====== DATA SUPPLIED

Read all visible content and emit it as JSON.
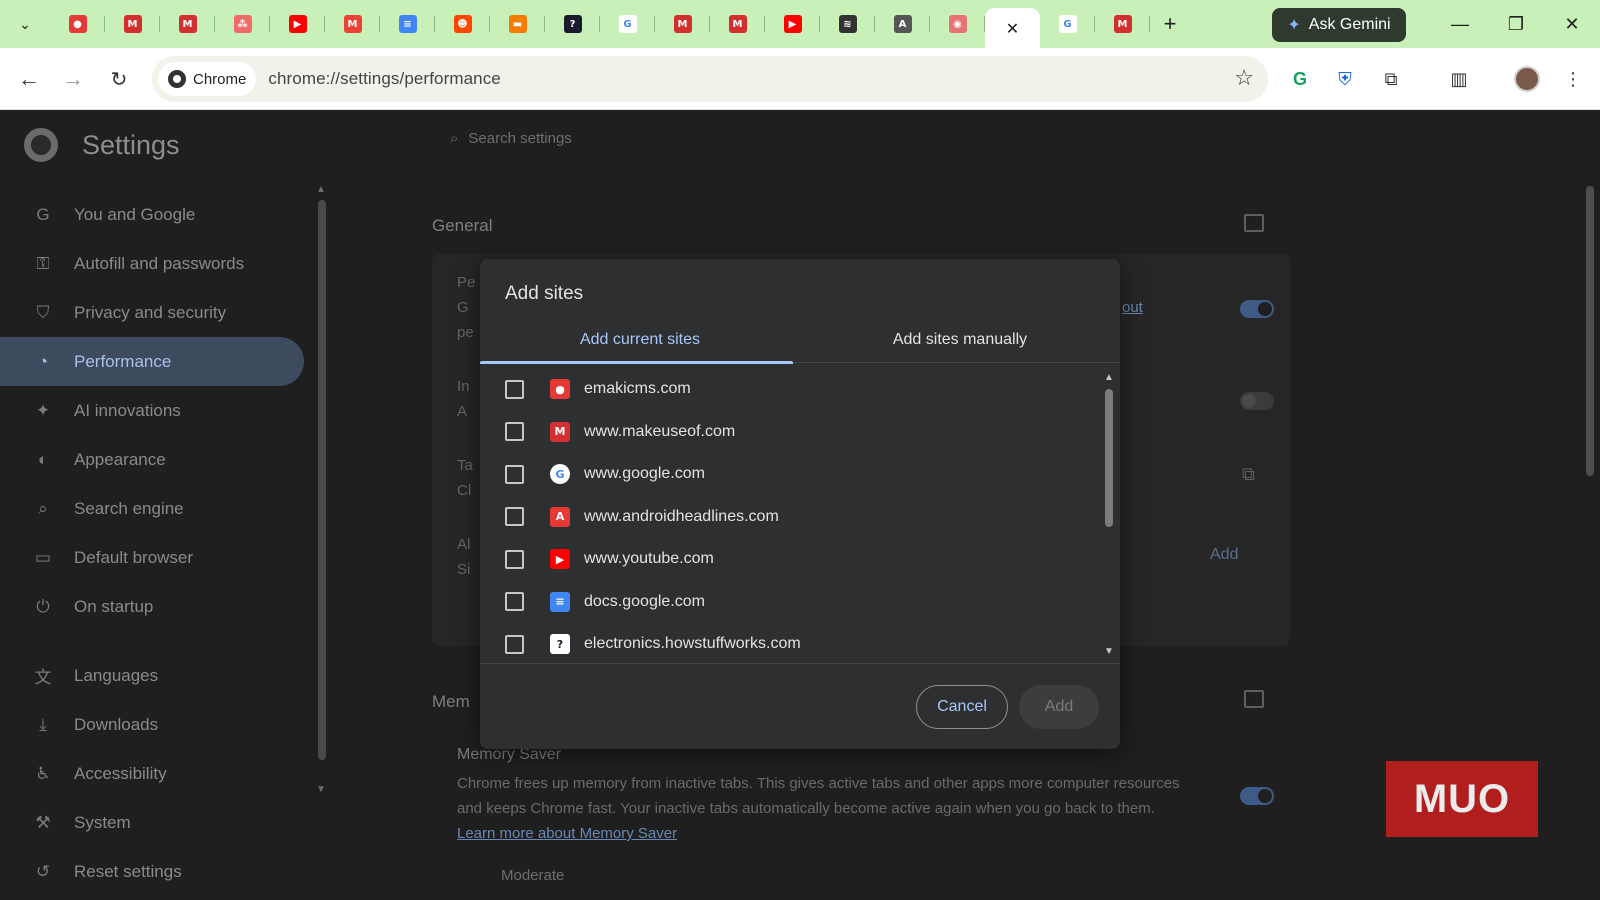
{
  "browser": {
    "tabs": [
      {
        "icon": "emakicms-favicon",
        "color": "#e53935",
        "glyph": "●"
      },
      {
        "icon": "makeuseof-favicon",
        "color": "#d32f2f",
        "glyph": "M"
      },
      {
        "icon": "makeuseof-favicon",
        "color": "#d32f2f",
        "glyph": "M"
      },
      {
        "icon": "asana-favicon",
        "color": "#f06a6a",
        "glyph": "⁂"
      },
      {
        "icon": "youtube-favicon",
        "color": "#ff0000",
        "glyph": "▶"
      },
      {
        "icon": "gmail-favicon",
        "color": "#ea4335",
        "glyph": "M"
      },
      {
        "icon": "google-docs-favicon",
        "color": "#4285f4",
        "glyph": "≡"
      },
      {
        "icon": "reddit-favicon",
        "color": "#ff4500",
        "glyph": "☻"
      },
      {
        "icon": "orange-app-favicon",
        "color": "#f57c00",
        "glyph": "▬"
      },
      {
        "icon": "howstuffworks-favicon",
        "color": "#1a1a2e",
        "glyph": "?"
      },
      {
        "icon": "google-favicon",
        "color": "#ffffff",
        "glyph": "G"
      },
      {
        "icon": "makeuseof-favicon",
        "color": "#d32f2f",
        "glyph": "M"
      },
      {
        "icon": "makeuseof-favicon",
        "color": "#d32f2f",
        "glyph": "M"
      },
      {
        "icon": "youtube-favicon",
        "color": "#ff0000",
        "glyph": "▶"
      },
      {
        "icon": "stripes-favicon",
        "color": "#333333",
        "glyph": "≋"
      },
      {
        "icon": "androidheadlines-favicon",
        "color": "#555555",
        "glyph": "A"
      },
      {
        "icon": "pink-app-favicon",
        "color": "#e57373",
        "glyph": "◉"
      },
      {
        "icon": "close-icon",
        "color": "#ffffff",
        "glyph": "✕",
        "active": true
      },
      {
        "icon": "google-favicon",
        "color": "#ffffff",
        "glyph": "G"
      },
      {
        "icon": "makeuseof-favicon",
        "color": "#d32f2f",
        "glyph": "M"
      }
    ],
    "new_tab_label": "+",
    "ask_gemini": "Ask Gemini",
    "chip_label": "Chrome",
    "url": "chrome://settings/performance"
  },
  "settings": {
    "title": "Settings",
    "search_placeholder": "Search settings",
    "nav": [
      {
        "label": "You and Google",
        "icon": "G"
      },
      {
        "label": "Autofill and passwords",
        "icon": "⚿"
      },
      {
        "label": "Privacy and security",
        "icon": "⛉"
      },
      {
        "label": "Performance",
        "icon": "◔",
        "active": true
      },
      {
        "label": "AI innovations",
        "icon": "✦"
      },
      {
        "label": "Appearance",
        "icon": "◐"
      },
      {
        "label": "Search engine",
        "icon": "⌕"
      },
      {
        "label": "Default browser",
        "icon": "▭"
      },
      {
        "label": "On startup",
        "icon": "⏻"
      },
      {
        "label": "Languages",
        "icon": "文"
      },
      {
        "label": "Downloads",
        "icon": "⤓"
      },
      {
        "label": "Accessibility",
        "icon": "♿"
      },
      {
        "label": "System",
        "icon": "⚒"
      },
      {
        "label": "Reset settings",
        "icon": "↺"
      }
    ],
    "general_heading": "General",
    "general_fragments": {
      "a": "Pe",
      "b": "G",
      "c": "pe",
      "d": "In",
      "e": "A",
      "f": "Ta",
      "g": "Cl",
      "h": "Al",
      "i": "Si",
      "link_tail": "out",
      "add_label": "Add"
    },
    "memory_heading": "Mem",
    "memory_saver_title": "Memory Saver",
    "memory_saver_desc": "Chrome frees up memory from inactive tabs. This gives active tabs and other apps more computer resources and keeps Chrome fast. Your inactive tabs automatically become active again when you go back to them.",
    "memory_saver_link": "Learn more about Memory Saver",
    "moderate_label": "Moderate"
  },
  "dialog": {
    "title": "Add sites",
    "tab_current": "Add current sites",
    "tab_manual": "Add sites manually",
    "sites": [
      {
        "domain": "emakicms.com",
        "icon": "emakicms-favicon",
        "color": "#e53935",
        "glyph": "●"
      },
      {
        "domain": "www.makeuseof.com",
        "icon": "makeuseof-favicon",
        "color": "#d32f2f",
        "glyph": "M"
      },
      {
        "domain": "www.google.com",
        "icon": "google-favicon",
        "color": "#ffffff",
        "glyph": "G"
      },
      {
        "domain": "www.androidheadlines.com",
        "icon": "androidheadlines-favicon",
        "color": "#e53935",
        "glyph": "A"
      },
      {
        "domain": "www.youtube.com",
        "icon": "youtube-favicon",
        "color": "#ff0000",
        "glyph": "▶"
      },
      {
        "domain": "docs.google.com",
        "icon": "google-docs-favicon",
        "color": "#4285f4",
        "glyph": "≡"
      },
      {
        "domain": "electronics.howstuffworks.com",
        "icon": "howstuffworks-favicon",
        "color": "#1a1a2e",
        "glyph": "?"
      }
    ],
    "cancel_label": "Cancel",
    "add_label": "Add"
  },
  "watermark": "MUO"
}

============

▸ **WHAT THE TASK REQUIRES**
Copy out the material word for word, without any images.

▸ **WORKED SOLUTION**
Read all visible content and emit it as JSON.
{
  "browser": {
    "tabs": [
      {
        "icon": "emakicms-favicon",
        "color": "#e53935",
        "glyph": "●"
      },
      {
        "icon": "makeuseof-favicon",
        "color": "#d32f2f",
        "glyph": "M"
      },
      {
        "icon": "makeuseof-favicon",
        "color": "#d32f2f",
        "glyph": "M"
      },
      {
        "icon": "asana-favicon",
        "color": "#f06a6a",
        "glyph": "⁂"
      },
      {
        "icon": "youtube-favicon",
        "color": "#ff0000",
        "glyph": "▶"
      },
      {
        "icon": "gmail-favicon",
        "color": "#ea4335",
        "glyph": "M"
      },
      {
        "icon": "google-docs-favicon",
        "color": "#4285f4",
        "glyph": "≡"
      },
      {
        "icon": "reddit-favicon",
        "color": "#ff4500",
        "glyph": "☻"
      },
      {
        "icon": "orange-app-favicon",
        "color": "#f57c00",
        "glyph": "▬"
      },
      {
        "icon": "howstuffworks-favicon",
        "color": "#1a1a2e",
        "glyph": "?"
      },
      {
        "icon": "google-favicon",
        "color": "#ffffff",
        "glyph": "G"
      },
      {
        "icon": "makeuseof-favicon",
        "color": "#d32f2f",
        "glyph": "M"
      },
      {
        "icon": "makeuseof-favicon",
        "color": "#d32f2f",
        "glyph": "M"
      },
      {
        "icon": "youtube-favicon",
        "color": "#ff0000",
        "glyph": "▶"
      },
      {
        "icon": "stripes-favicon",
        "color": "#333333",
        "glyph": "≋"
      },
      {
        "icon": "androidheadlines-favicon",
        "color": "#555555",
        "glyph": "A"
      },
      {
        "icon": "pink-app-favicon",
        "color": "#e57373",
        "glyph": "◉"
      },
      {
        "icon": "close-icon",
        "color": "#ffffff",
        "glyph": "✕",
        "active": true
      },
      {
        "icon": "google-favicon",
        "color": "#ffffff",
        "glyph": "G"
      },
      {
        "icon": "makeuseof-favicon",
        "color": "#d32f2f",
        "glyph": "M"
      }
    ],
    "new_tab_label": "+",
    "ask_gemini": "Ask Gemini",
    "chip_label": "Chrome",
    "url": "chrome://settings/performance"
  },
  "settings": {
    "title": "Settings",
    "search_placeholder": "Search settings",
    "nav": [
      {
        "label": "You and Google",
        "icon": "G"
      },
      {
        "label": "Autofill and passwords",
        "icon": "⚿"
      },
      {
        "label": "Privacy and security",
        "icon": "⛉"
      },
      {
        "label": "Performance",
        "icon": "◔",
        "active": true
      },
      {
        "label": "AI innovations",
        "icon": "✦"
      },
      {
        "label": "Appearance",
        "icon": "◐"
      },
      {
        "label": "Search engine",
        "icon": "⌕"
      },
      {
        "label": "Default browser",
        "icon": "▭"
      },
      {
        "label": "On startup",
        "icon": "⏻"
      },
      {
        "label": "Languages",
        "icon": "文"
      },
      {
        "label": "Downloads",
        "icon": "⤓"
      },
      {
        "label": "Accessibility",
        "icon": "♿"
      },
      {
        "label": "System",
        "icon": "⚒"
      },
      {
        "label": "Reset settings",
        "icon": "↺"
      }
    ],
    "general_heading": "General",
    "general_fragments": {
      "a": "Pe",
      "b": "G",
      "c": "pe",
      "d": "In",
      "e": "A",
      "f": "Ta",
      "g": "Cl",
      "h": "Al",
      "i": "Si",
      "link_tail": "out",
      "add_label": "Add"
    },
    "memory_heading": "Mem",
    "memory_saver_title": "Memory Saver",
    "memory_saver_desc": "Chrome frees up memory from inactive tabs. This gives active tabs and other apps more computer resources and keeps Chrome fast. Your inactive tabs automatically become active again when you go back to them.",
    "memory_saver_link": "Learn more about Memory Saver",
    "moderate_label": "Moderate"
  },
  "dialog": {
    "title": "Add sites",
    "tab_current": "Add current sites",
    "tab_manual": "Add sites manually",
    "sites": [
      {
        "domain": "emakicms.com",
        "icon": "emakicms-favicon",
        "color": "#e53935",
        "glyph": "●"
      },
      {
        "domain": "www.makeuseof.com",
        "icon": "makeuseof-favicon",
        "color": "#d32f2f",
        "glyph": "M"
      },
      {
        "domain": "www.google.com",
        "icon": "google-favicon",
        "color": "#ffffff",
        "glyph": "G"
      },
      {
        "domain": "www.androidheadlines.com",
        "icon": "androidheadlines-favicon",
        "color": "#e53935",
        "glyph": "A"
      },
      {
        "domain": "www.youtube.com",
        "icon": "youtube-favicon",
        "color": "#ff0000",
        "glyph": "▶"
      },
      {
        "domain": "docs.google.com",
        "icon": "google-docs-favicon",
        "color": "#4285f4",
        "glyph": "≡"
      },
      {
        "domain": "electronics.howstuffworks.com",
        "icon": "howstuffworks-favicon",
        "color": "#1a1a2e",
        "glyph": "?"
      }
    ],
    "cancel_label": "Cancel",
    "add_label": "Add"
  },
  "watermark": "MUO"
}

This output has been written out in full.